Solicit community help to build your teen group home so you can save money on construction. Local carpenters, bricklayers, plumbers, and electricians may be willing to lend a hand to get your project off the ground.
Apply For Licenses And Permits
You will also need to apply for licensing, nonprofit tax exemption, incorporation, and other legal protections and sanctions your board recommends. As a 501(c) 3 charity, group homes tend to benefit from a wide range of tax exemptions.
Also, note that you will be able to raise funds more efficiently as a nonprofit. Depending on your location, you may need to obtain administrator certificates, and occupancy permits and submit them to inspections from village, city, township, and/or county authorities. Once approved, you can begin to furnish and decorate the group home.
Hire Staff And Create A Handbook
You will need staff to run your group home, but have it in mind that you will be expected to carry out criminal background checks on them first. Remember to comply with the teen-to-adult ratio that’s stipulated by law. Your home may also be mandated to obtain insurance on the building and contents and liability coverage.
Premiums for high-risk populations can be quite expensive, so ensure to leverage the expertise of an insurance broker to sample various carriers.
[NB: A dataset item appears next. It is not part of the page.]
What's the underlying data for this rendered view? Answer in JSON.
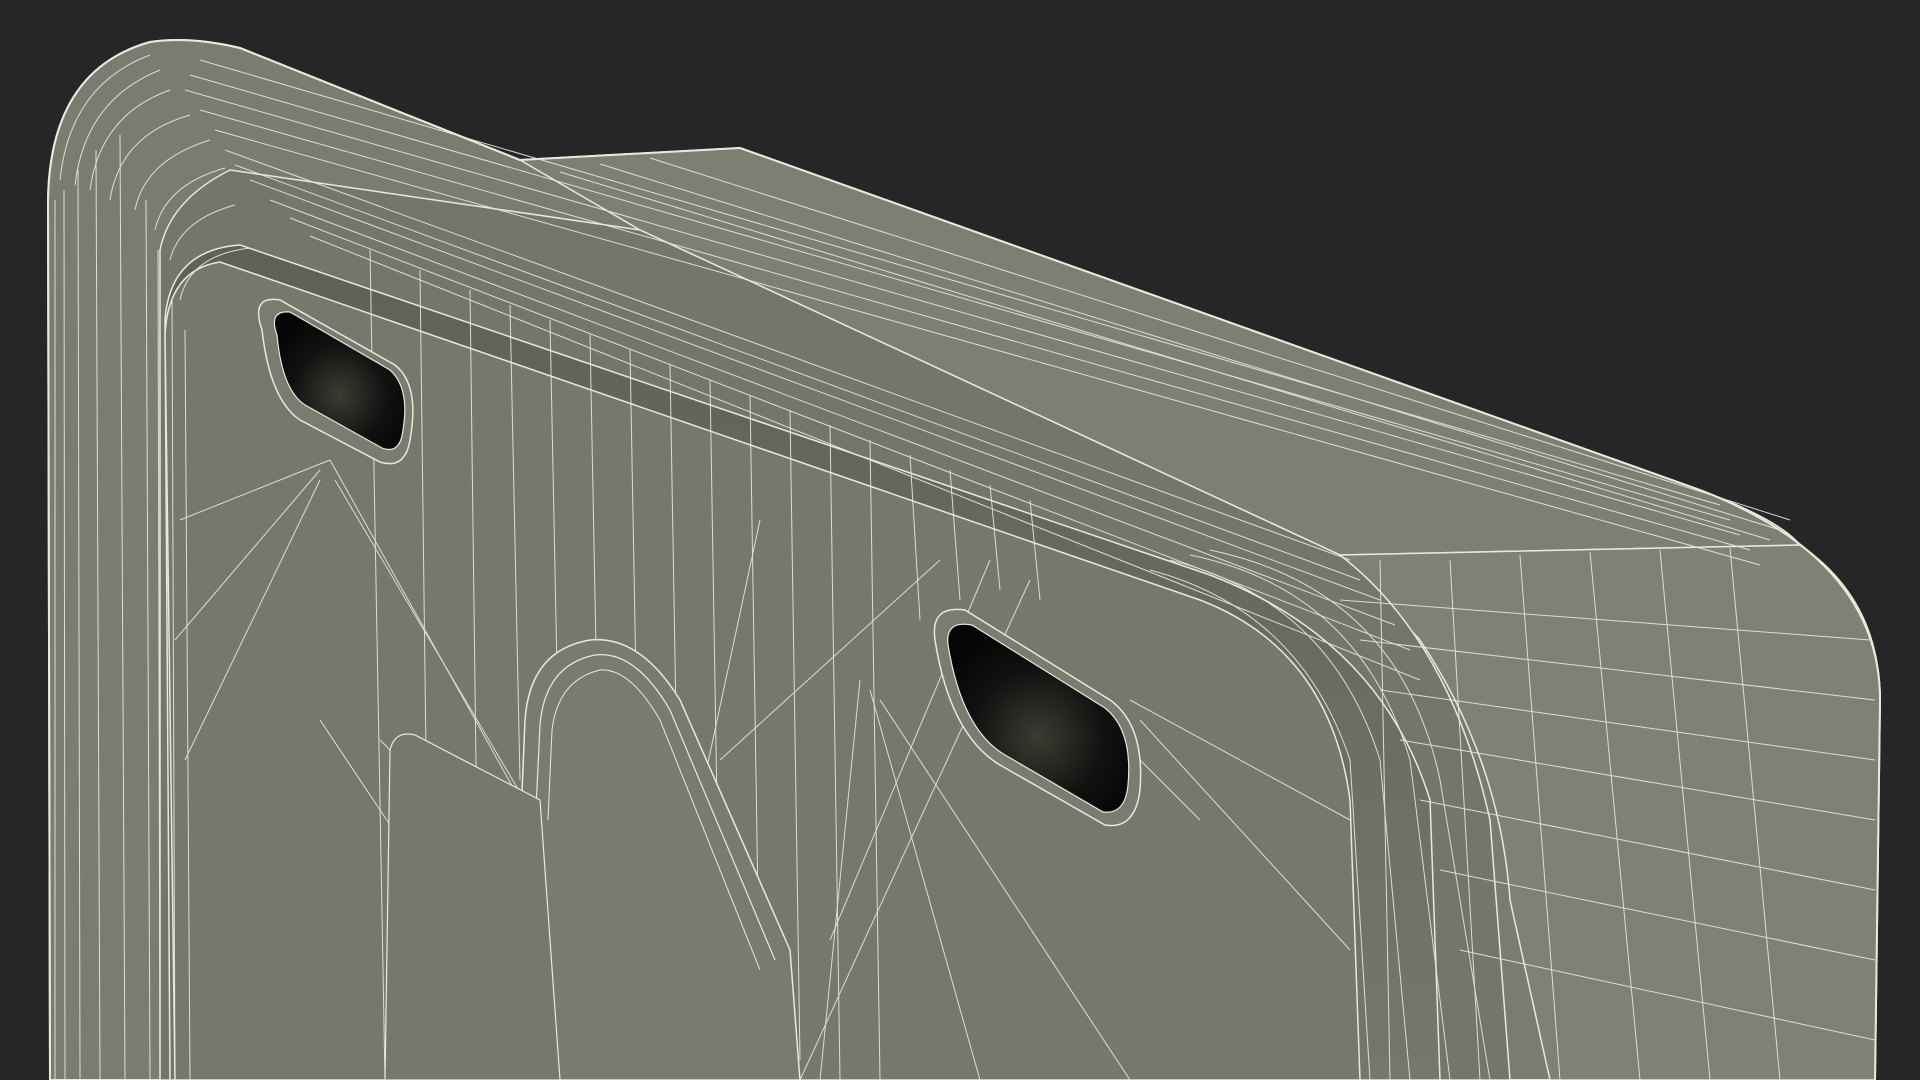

Also remember to keep a wait-list of clients to fill beds as residents age out, move out or leave.
Putting together a handbook on the rules and regulations teens are expected to follow while living in your group home will go a long way to ensure residents stay in line while legally protecting you and your board.